Growing up in Detroit, the Black culture and history of the city shaped my understanding of Blackness. Being a Black Detroiter who is Nigerian, in one of the Blackest cities in the United States, made me love and appreciate global Black identities and histories.

\u2018Detroit We Dey\u2019 features interviews with founders of the Old Bende Cultural Association of Michigan, to highlight how the group redefined community within their adopted home.‘Detroit We Dey’ features interviews with founders of the Old Bende Cultural Association of Michigan, to highlight how the group redefined community within their adopted home.Photo courtesy Firelight Media.

What do you think is the importance of social clubs like Old Bende today? Why do you feel it’s so important to preserve and continue on what they started?

In the film I state that ‘the isolation of immigration, birthed a community of chosen families in Detroit.’ The immigration systems in the Global North are violent. Many of the elders in our community are not just immigrants, but they're also survivors of the 1967 Biafran war. Not only are they navigating immigration systems, racism, xenophobia and classism, but they are still dealing with the trauma of living in the aftermath of a civil war.
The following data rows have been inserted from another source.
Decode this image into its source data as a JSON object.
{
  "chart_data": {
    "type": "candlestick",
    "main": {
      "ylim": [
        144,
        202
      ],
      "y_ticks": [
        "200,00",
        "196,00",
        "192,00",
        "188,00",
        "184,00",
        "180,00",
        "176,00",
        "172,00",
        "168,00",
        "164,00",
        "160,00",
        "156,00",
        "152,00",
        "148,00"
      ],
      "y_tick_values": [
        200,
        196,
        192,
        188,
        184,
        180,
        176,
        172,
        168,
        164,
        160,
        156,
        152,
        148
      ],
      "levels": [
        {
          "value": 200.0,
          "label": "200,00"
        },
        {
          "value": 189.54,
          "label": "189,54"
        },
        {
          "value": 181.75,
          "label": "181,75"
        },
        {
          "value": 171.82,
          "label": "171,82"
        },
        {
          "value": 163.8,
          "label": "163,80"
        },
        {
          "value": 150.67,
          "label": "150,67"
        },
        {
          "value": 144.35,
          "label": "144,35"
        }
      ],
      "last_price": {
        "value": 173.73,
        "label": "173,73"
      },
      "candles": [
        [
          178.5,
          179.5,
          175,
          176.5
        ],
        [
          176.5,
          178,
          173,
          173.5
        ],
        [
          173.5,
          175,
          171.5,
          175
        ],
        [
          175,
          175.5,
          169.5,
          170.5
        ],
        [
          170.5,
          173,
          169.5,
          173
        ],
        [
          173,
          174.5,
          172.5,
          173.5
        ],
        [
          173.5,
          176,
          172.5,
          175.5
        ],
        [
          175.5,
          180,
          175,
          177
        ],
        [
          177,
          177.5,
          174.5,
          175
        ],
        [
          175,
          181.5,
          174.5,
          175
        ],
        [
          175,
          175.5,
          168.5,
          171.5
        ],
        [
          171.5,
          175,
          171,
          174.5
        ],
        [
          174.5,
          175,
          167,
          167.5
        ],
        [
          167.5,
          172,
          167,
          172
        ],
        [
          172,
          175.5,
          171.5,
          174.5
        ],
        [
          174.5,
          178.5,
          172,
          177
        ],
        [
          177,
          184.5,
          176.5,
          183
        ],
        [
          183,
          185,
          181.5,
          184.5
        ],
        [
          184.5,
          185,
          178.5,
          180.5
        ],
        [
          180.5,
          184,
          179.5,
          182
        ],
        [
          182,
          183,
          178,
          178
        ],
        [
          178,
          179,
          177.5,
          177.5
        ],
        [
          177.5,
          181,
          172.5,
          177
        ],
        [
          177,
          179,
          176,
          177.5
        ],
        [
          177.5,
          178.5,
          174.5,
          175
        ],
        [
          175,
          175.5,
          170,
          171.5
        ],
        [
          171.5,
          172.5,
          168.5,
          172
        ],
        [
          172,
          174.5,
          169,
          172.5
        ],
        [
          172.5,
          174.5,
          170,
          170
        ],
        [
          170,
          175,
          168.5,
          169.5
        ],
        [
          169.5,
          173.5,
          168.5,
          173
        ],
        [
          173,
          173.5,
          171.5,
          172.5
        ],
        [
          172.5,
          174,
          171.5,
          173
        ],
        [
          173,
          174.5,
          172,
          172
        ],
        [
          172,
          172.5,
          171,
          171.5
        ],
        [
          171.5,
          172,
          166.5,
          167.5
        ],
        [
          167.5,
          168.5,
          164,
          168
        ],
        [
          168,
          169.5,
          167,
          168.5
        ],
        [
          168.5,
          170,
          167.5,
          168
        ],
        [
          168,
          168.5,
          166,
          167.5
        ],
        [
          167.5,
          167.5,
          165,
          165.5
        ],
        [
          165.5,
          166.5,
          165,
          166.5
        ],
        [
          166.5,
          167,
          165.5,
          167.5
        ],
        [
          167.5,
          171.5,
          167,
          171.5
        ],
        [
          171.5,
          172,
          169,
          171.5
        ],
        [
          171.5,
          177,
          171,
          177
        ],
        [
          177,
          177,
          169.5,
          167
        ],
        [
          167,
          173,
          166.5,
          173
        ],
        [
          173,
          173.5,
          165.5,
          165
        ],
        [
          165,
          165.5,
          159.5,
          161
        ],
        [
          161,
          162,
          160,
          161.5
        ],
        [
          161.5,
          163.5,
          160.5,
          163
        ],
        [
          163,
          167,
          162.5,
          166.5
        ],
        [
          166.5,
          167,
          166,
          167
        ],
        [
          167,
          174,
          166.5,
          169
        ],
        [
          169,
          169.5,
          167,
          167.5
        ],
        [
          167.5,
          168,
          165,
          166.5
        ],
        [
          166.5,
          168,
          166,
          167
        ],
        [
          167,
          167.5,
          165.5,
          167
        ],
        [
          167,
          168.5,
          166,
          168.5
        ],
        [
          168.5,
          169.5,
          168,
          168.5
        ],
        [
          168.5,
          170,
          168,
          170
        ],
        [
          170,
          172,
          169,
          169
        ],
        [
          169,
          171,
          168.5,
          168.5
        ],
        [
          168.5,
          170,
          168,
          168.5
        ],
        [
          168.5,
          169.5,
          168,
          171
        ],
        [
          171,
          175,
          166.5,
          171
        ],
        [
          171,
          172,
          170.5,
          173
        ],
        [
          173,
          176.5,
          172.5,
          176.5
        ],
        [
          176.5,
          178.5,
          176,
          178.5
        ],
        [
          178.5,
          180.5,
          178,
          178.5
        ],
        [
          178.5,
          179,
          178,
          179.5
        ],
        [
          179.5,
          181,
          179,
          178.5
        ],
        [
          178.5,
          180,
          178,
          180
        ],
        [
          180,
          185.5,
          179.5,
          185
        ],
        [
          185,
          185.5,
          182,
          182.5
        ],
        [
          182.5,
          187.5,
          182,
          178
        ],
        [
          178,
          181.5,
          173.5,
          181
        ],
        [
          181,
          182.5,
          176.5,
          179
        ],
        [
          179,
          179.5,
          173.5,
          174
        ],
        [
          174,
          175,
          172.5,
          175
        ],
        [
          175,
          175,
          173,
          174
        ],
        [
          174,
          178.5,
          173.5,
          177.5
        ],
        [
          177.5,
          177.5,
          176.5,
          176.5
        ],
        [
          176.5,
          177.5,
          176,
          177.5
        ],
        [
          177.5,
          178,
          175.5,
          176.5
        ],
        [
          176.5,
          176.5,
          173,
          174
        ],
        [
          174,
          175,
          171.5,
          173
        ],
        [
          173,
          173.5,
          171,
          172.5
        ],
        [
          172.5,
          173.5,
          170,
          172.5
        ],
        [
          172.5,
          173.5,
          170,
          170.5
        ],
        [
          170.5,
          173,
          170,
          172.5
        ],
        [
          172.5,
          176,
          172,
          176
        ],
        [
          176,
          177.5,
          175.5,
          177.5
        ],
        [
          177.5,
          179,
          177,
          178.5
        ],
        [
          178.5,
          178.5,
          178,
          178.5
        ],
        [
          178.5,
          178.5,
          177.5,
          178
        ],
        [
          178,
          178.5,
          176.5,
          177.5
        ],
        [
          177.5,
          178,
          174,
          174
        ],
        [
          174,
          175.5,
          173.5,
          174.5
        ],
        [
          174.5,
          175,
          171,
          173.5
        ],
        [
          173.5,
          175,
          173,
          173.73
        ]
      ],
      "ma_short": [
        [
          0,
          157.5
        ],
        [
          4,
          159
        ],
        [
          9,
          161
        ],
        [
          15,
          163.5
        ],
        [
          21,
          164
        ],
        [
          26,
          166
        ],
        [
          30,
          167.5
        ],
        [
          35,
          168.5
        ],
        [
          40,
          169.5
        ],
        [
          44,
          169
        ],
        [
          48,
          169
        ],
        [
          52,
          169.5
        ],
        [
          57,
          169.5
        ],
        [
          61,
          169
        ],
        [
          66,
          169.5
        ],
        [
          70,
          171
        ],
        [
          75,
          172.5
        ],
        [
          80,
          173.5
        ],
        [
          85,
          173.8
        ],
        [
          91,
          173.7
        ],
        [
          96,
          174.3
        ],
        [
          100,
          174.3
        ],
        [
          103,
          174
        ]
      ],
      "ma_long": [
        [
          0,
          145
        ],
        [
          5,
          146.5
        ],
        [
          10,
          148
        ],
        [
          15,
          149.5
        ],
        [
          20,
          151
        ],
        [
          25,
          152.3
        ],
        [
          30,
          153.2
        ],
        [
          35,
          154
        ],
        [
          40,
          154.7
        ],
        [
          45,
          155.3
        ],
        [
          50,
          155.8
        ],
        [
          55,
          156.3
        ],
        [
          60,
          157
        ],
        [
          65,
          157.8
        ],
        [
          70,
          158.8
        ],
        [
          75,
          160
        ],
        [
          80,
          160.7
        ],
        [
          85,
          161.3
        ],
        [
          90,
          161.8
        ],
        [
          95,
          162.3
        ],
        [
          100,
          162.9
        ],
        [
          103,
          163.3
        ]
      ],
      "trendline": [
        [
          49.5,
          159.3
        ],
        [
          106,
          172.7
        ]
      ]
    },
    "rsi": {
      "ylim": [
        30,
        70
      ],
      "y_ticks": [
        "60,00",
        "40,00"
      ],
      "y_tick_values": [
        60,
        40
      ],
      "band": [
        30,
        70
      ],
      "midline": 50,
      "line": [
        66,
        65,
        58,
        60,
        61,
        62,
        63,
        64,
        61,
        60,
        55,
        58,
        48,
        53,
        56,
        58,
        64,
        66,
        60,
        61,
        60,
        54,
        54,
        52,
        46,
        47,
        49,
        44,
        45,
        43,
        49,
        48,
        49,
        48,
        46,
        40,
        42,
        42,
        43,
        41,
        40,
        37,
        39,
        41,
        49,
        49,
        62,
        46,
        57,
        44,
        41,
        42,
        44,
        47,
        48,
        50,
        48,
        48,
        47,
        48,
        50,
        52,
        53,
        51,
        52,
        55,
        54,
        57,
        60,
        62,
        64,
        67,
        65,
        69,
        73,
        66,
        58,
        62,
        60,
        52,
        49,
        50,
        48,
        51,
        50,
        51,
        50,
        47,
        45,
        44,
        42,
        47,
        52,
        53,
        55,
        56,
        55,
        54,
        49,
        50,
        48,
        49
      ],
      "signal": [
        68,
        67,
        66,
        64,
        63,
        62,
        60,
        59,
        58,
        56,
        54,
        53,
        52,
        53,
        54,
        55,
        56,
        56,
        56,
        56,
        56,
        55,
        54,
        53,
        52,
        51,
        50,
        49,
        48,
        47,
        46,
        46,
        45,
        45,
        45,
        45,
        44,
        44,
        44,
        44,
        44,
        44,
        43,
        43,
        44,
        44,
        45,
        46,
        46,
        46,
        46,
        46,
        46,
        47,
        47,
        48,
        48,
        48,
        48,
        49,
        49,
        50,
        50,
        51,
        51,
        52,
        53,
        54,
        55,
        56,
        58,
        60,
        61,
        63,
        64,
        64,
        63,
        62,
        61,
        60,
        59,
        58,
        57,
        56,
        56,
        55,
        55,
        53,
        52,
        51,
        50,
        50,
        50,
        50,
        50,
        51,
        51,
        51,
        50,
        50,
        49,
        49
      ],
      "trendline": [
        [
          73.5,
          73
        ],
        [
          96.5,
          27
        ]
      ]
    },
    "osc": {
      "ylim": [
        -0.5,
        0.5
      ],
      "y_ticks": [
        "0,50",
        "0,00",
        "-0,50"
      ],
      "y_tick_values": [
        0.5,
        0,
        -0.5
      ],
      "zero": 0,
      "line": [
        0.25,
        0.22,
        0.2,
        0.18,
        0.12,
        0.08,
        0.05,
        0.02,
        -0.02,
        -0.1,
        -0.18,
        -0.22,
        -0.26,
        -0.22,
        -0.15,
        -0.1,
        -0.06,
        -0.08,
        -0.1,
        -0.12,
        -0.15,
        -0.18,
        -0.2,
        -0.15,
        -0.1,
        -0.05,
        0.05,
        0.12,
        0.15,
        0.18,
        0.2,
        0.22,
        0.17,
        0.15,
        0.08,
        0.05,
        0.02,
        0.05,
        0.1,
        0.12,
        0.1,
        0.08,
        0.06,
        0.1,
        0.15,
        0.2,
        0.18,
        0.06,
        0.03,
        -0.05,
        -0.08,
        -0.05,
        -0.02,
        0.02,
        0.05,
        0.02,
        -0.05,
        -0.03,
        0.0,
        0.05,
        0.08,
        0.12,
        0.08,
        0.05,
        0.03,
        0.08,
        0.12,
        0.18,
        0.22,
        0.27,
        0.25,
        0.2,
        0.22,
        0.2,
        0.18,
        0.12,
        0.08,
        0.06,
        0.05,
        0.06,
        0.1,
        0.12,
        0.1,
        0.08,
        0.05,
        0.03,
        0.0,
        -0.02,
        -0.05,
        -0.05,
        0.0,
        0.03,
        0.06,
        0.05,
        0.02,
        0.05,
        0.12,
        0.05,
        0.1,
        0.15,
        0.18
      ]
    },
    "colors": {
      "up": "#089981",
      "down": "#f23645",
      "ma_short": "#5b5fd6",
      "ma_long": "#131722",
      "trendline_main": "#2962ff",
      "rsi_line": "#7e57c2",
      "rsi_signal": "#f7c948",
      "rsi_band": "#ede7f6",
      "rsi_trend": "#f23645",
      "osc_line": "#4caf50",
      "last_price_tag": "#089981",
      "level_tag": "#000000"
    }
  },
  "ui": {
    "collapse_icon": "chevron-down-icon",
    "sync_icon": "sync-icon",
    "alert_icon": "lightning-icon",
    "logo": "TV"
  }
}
Organizations like Old Bende gave our elders a sense of stability, a sense that someone who, if not for the circumstances of immigration, they maybe would have never met, cared for them and their families.

More and more, all of us are so isolated from each other and it breeds this dangerous sentiment that we don’t owe anything to each other and that’s not true. To quote the great poet Gwendolyn Brooks, from her poem Paul Robeson, ‘We are each other’s business / we are each other’s magnitude and bond.’ We are not islands unto ourselves; our survival, whether that be physical and or cultural, is a collective effort. These larger institutions are not going to save us, but we can save each other.

A still from the film of a hand-drawn TV screen superimposed onto a painted background.Detroit We Dey is part of the PBS series called Homegrown: Future Visions that aims to illuminate the living histories, cultures, and prospective futures of the American Midwest.Photo courtesy Firelight Media.

In making this short, did you come across other African groups for other countries in the U.S.? Do you think there are enough spaces where both these identities, being African and being American, can co-exist?

I think there is this assumption that African immigrants only live in large cities like New York or D.C. Atlanta, Houston. But growing up I knew that there is a large Somali community in Minneapolis/St Paul. From one of my friends, I learned there is a huge Ugandan community in Las Vegas. From another friend, I learned there is a sizable South Sudanese community in Iowa and Nebraska. African immigrants are creating communities and homes wherever they end up.

The things I am reflecting on are the anxiety, for the lack of a better word, of identity and the resistance to expanding our understanding of Blackness. I remember having a conversation with a friend about diaspora wars online and coming to the conclusion that the root of these online ‘battles’ is the anxiety of belonging and attempting to stake some claim to the cultural identity. The need to prove you are ‘Nigerian’ or ‘Senegalese’ or some other identity, so you reach for something that is so basic as a means to make connections to home and it comes off inauthentic. Then there is the inability to recognize overlapping histories or the interconnectedness and specificity of global Black identity (I’m attempting to force everyone to read Paul Gilroy’s seminal text, The Black Atlantic). In short, I think, like all things, it’s complicated.

What do you hope the audience watching your short will take from it?

A recognition that African immigrants are everywhere, even in places one might not expect.

I hope that folks watch it with their families, and it sparks conversation and memories with each other. And, a reminder that community isn’t always perfect, but it is important to our collective survival.

Nigerians unable to return home, create community for over 30 years | Detroit We Dey |